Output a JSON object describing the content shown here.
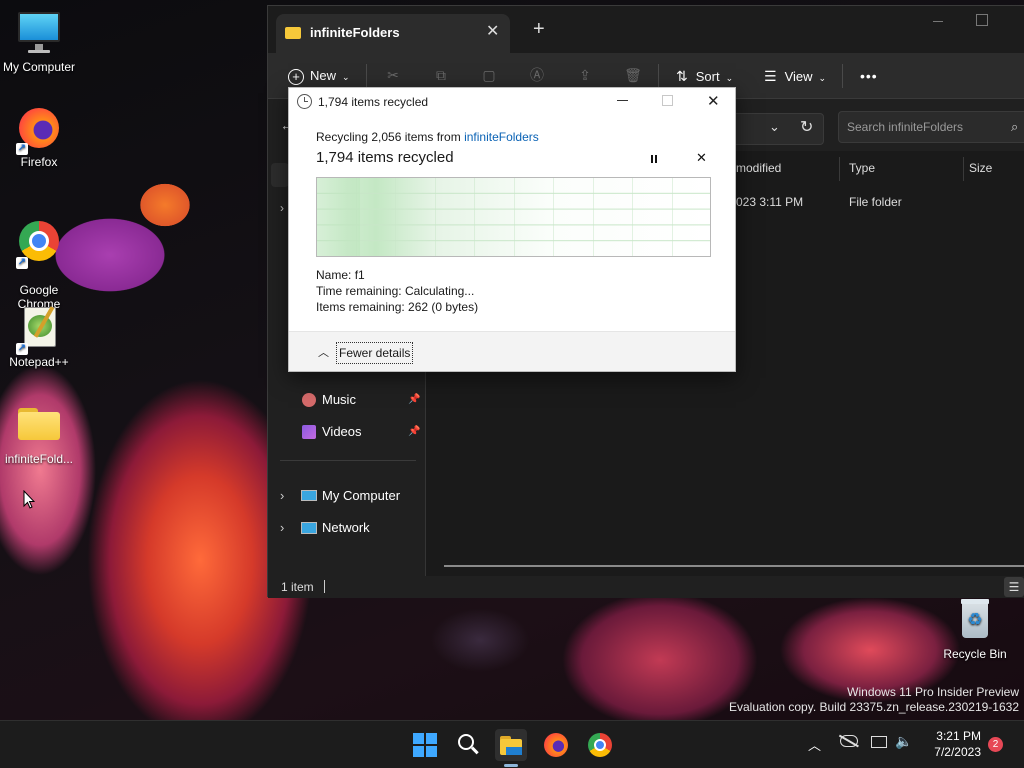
{
  "desktop": {
    "icons": [
      {
        "label": "My Computer"
      },
      {
        "label": "Firefox"
      },
      {
        "label": "Google\nChrome"
      },
      {
        "label": "Notepad++"
      },
      {
        "label": "infiniteFold..."
      }
    ],
    "recycle_bin": "Recycle Bin",
    "watermark": {
      "line1": "Windows 11 Pro Insider Preview",
      "line2": "Evaluation copy. Build 23375.zn_release.230219-1632"
    }
  },
  "explorer": {
    "tab_title": "infiniteFolders",
    "new_tab": "+",
    "toolbar": {
      "new": "New",
      "sort": "Sort",
      "view": "View",
      "more": "•••"
    },
    "search_placeholder": "Search infiniteFolders",
    "columns": {
      "modified": "modified",
      "type": "Type",
      "size": "Size"
    },
    "row": {
      "modified": "023 3:11 PM",
      "type": "File folder"
    },
    "nav": {
      "music": "Music",
      "videos": "Videos",
      "my_computer": "My Computer",
      "network": "Network"
    },
    "status": "1 item"
  },
  "dialog": {
    "title": "1,794 items recycled",
    "recycling_prefix": "Recycling 2,056 items from ",
    "recycling_link": "infiniteFolders",
    "heading": "1,794 items recycled",
    "progress_fraction": 0.11,
    "name_label": "Name:",
    "name_value": "f1",
    "time_label": "Time remaining:",
    "time_value": "Calculating...",
    "items_label": "Items remaining:",
    "items_value": "262 (0 bytes)",
    "fewer_details": "Fewer details"
  },
  "taskbar": {
    "time": "3:21 PM",
    "date": "7/2/2023",
    "notification_count": "2"
  },
  "icons": [
    "monitor-icon",
    "firefox-icon",
    "chrome-icon",
    "notepad-plus-plus-icon",
    "folder-icon",
    "recycle-bin-icon",
    "start-icon",
    "search-icon",
    "file-explorer-icon"
  ],
  "colors": {
    "accent": "#0067c0",
    "link": "#0b63b5",
    "graph_green": "#c4e8c4",
    "badge": "#e74856"
  }
}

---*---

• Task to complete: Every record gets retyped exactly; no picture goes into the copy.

• Written answer:
Output a JSON object describing the content shown here.
{
  "desktop": {
    "icons": [
      {
        "label": "My Computer"
      },
      {
        "label": "Firefox"
      },
      {
        "label": "Google\nChrome"
      },
      {
        "label": "Notepad++"
      },
      {
        "label": "infiniteFold..."
      }
    ],
    "recycle_bin": "Recycle Bin",
    "watermark": {
      "line1": "Windows 11 Pro Insider Preview",
      "line2": "Evaluation copy. Build 23375.zn_release.230219-1632"
    }
  },
  "explorer": {
    "tab_title": "infiniteFolders",
    "new_tab": "+",
    "toolbar": {
      "new": "New",
      "sort": "Sort",
      "view": "View",
      "more": "•••"
    },
    "search_placeholder": "Search infiniteFolders",
    "columns": {
      "modified": "modified",
      "type": "Type",
      "size": "Size"
    },
    "row": {
      "modified": "023 3:11 PM",
      "type": "File folder"
    },
    "nav": {
      "music": "Music",
      "videos": "Videos",
      "my_computer": "My Computer",
      "network": "Network"
    },
    "status": "1 item"
  },
  "dialog": {
    "title": "1,794 items recycled",
    "recycling_prefix": "Recycling 2,056 items from ",
    "recycling_link": "infiniteFolders",
    "heading": "1,794 items recycled",
    "progress_fraction": 0.11,
    "name_label": "Name:",
    "name_value": "f1",
    "time_label": "Time remaining:",
    "time_value": "Calculating...",
    "items_label": "Items remaining:",
    "items_value": "262 (0 bytes)",
    "fewer_details": "Fewer details"
  },
  "taskbar": {
    "time": "3:21 PM",
    "date": "7/2/2023",
    "notification_count": "2"
  },
  "icons": [
    "monitor-icon",
    "firefox-icon",
    "chrome-icon",
    "notepad-plus-plus-icon",
    "folder-icon",
    "recycle-bin-icon",
    "start-icon",
    "search-icon",
    "file-explorer-icon"
  ],
  "colors": {
    "accent": "#0067c0",
    "link": "#0b63b5",
    "graph_green": "#c4e8c4",
    "badge": "#e74856"
  }
}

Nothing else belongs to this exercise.